## Problem to work on
Down to the last line, print the material below verbatim.

=== Data ===

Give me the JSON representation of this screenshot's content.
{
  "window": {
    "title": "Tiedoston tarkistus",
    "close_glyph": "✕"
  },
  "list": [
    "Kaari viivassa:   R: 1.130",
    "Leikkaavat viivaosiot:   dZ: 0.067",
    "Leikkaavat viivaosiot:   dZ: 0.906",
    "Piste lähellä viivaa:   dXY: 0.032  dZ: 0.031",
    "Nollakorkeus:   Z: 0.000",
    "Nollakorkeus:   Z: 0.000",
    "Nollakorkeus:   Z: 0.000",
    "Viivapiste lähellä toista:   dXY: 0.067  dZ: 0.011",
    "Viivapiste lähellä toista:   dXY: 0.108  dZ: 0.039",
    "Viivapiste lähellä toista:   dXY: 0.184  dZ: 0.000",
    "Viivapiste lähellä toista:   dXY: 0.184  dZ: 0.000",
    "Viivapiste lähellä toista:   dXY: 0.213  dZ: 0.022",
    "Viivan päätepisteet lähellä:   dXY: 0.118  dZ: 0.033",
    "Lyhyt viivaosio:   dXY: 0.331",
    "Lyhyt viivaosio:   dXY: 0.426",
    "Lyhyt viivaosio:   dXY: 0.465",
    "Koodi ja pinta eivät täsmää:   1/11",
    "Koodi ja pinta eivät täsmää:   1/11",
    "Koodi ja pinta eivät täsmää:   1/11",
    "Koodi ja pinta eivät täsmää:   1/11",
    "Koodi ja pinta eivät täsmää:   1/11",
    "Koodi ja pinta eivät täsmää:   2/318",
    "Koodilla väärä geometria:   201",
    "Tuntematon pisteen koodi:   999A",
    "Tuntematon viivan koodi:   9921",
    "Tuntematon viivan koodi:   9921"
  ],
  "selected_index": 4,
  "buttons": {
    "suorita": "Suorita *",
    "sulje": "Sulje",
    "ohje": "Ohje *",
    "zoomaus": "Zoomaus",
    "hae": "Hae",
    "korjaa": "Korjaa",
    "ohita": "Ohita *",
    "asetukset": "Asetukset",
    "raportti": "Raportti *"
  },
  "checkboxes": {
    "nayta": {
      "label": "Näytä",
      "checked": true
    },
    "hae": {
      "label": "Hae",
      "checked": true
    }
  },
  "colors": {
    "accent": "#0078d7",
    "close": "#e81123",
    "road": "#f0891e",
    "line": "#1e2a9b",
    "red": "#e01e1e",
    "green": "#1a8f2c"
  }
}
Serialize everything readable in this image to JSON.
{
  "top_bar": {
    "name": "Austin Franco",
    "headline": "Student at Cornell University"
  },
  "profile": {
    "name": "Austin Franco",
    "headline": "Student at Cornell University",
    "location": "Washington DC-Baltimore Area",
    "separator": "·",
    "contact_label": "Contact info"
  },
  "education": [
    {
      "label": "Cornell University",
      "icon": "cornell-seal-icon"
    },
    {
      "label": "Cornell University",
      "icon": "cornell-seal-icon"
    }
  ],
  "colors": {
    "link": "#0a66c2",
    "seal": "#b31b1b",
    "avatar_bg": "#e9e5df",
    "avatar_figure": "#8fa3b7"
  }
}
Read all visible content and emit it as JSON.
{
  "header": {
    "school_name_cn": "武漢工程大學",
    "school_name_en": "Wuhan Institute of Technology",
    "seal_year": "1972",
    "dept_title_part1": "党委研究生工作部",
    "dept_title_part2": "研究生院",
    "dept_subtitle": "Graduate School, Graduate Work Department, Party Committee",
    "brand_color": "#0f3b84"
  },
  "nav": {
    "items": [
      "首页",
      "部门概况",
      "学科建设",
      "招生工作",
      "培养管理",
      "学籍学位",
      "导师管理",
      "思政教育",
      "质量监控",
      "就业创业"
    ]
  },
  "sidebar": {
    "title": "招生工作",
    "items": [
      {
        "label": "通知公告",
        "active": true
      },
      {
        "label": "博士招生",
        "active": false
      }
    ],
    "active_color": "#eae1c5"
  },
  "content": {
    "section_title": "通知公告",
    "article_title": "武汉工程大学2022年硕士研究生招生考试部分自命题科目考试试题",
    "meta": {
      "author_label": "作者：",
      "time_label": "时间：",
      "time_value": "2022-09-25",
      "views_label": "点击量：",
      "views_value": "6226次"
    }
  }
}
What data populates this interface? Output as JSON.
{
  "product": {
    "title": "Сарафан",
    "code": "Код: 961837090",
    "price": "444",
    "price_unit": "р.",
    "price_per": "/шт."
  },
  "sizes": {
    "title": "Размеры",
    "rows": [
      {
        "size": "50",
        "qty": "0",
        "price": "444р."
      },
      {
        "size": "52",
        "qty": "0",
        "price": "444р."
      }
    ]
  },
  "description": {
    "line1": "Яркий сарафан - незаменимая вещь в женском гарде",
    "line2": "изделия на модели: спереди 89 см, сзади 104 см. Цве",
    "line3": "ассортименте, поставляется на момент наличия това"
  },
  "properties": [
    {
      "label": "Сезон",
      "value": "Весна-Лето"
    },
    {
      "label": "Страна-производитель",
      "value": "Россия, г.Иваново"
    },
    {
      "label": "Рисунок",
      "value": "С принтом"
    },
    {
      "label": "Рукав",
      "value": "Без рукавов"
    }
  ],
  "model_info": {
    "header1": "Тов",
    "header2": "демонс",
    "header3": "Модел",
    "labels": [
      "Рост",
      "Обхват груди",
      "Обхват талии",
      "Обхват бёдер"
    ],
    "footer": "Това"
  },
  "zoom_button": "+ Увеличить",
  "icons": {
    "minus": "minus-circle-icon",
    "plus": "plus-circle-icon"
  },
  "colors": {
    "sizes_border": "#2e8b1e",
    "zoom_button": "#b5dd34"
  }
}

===

## Written response
Give me the JSON representation of this screenshot's content.
{
  "window": {
    "title": "Tiedoston tarkistus",
    "close_glyph": "✕"
  },
  "list": [
    "Kaari viivassa:   R: 1.130",
    "Leikkaavat viivaosiot:   dZ: 0.067",
    "Leikkaavat viivaosiot:   dZ: 0.906",
    "Piste lähellä viivaa:   dXY: 0.032  dZ: 0.031",
    "Nollakorkeus:   Z: 0.000",
    "Nollakorkeus:   Z: 0.000",
    "Nollakorkeus:   Z: 0.000",
    "Viivapiste lähellä toista:   dXY: 0.067  dZ: 0.011",
    "Viivapiste lähellä toista:   dXY: 0.108  dZ: 0.039",
    "Viivapiste lähellä toista:   dXY: 0.184  dZ: 0.000",
    "Viivapiste lähellä toista:   dXY: 0.184  dZ: 0.000",
    "Viivapiste lähellä toista:   dXY: 0.213  dZ: 0.022",
    "Viivan päätepisteet lähellä:   dXY: 0.118  dZ: 0.033",
    "Lyhyt viivaosio:   dXY: 0.331",
    "Lyhyt viivaosio:   dXY: 0.426",
    "Lyhyt viivaosio:   dXY: 0.465",
    "Koodi ja pinta eivät täsmää:   1/11",
    "Koodi ja pinta eivät täsmää:   1/11",
    "Koodi ja pinta eivät täsmää:   1/11",
    "Koodi ja pinta eivät täsmää:   1/11",
    "Koodi ja pinta eivät täsmää:   1/11",
    "Koodi ja pinta eivät täsmää:   2/318",
    "Koodilla väärä geometria:   201",
    "Tuntematon pisteen koodi:   999A",
    "Tuntematon viivan koodi:   9921",
    "Tuntematon viivan koodi:   9921"
  ],
  "selected_index": 4,
  "buttons": {
    "suorita": "Suorita *",
    "sulje": "Sulje",
    "ohje": "Ohje *",
    "zoomaus": "Zoomaus",
    "hae": "Hae",
    "korjaa": "Korjaa",
    "ohita": "Ohita *",
    "asetukset": "Asetukset",
    "raportti": "Raportti *"
  },
  "checkboxes": {
    "nayta": {
      "label": "Näytä",
      "checked": true
    },
    "hae": {
      "label": "Hae",
      "checked": true
    }
  },
  "colors": {
    "accent": "#0078d7",
    "close": "#e81123",
    "road": "#f0891e",
    "line": "#1e2a9b",
    "red": "#e01e1e",
    "green": "#1a8f2c"
  }
}
Serialize everything readable in this image to JSON.
{
  "top_bar": {
    "name": "Austin Franco",
    "headline": "Student at Cornell University"
  },
  "profile": {
    "name": "Austin Franco",
    "headline": "Student at Cornell University",
    "location": "Washington DC-Baltimore Area",
    "separator": "·",
    "contact_label": "Contact info"
  },
  "education": [
    {
      "label": "Cornell University",
      "icon": "cornell-seal-icon"
    },
    {
      "label": "Cornell University",
      "icon": "cornell-seal-icon"
    }
  ],
  "colors": {
    "link": "#0a66c2",
    "seal": "#b31b1b",
    "avatar_bg": "#e9e5df",
    "avatar_figure": "#8fa3b7"
  }
}
Read all visible content and emit it as JSON.
{
  "header": {
    "school_name_cn": "武漢工程大學",
    "school_name_en": "Wuhan Institute of Technology",
    "seal_year": "1972",
    "dept_title_part1": "党委研究生工作部",
    "dept_title_part2": "研究生院",
    "dept_subtitle": "Graduate School, Graduate Work Department, Party Committee",
    "brand_color": "#0f3b84"
  },
  "nav": {
    "items": [
      "首页",
      "部门概况",
      "学科建设",
      "招生工作",
      "培养管理",
      "学籍学位",
      "导师管理",
      "思政教育",
      "质量监控",
      "就业创业"
    ]
  },
  "sidebar": {
    "title": "招生工作",
    "items": [
      {
        "label": "通知公告",
        "active": true
      },
      {
        "label": "博士招生",
        "active": false
      }
    ],
    "active_color": "#eae1c5"
  },
  "content": {
    "section_title": "通知公告",
    "article_title": "武汉工程大学2022年硕士研究生招生考试部分自命题科目考试试题",
    "meta": {
      "author_label": "作者：",
      "time_label": "时间：",
      "time_value": "2022-09-25",
      "views_label": "点击量：",
      "views_value": "6226次"
    }
  }
}
What data populates this interface? Output as JSON.
{
  "product": {
    "title": "Сарафан",
    "code": "Код: 961837090",
    "price": "444",
    "price_unit": "р.",
    "price_per": "/шт."
  },
  "sizes": {
    "title": "Размеры",
    "rows": [
      {
        "size": "50",
        "qty": "0",
        "price": "444р."
      },
      {
        "size": "52",
        "qty": "0",
        "price": "444р."
      }
    ]
  },
  "description": {
    "line1": "Яркий сарафан - незаменимая вещь в женском гарде",
    "line2": "изделия на модели: спереди 89 см, сзади 104 см. Цве",
    "line3": "ассортименте, поставляется на момент наличия това"
  },
  "properties": [
    {
      "label": "Сезон",
      "value": "Весна-Лето"
    },
    {
      "label": "Страна-производитель",
      "value": "Россия, г.Иваново"
    },
    {
      "label": "Рисунок",
      "value": "С принтом"
    },
    {
      "label": "Рукав",
      "value": "Без рукавов"
    }
  ],
  "model_info": {
    "header1": "Тов",
    "header2": "демонс",
    "header3": "Модел",
    "labels": [
      "Рост",
      "Обхват груди",
      "Обхват талии",
      "Обхват бёдер"
    ],
    "footer": "Това"
  },
  "zoom_button": "+ Увеличить",
  "icons": {
    "minus": "minus-circle-icon",
    "plus": "plus-circle-icon"
  },
  "colors": {
    "sizes_border": "#2e8b1e",
    "zoom_button": "#b5dd34"
  }
}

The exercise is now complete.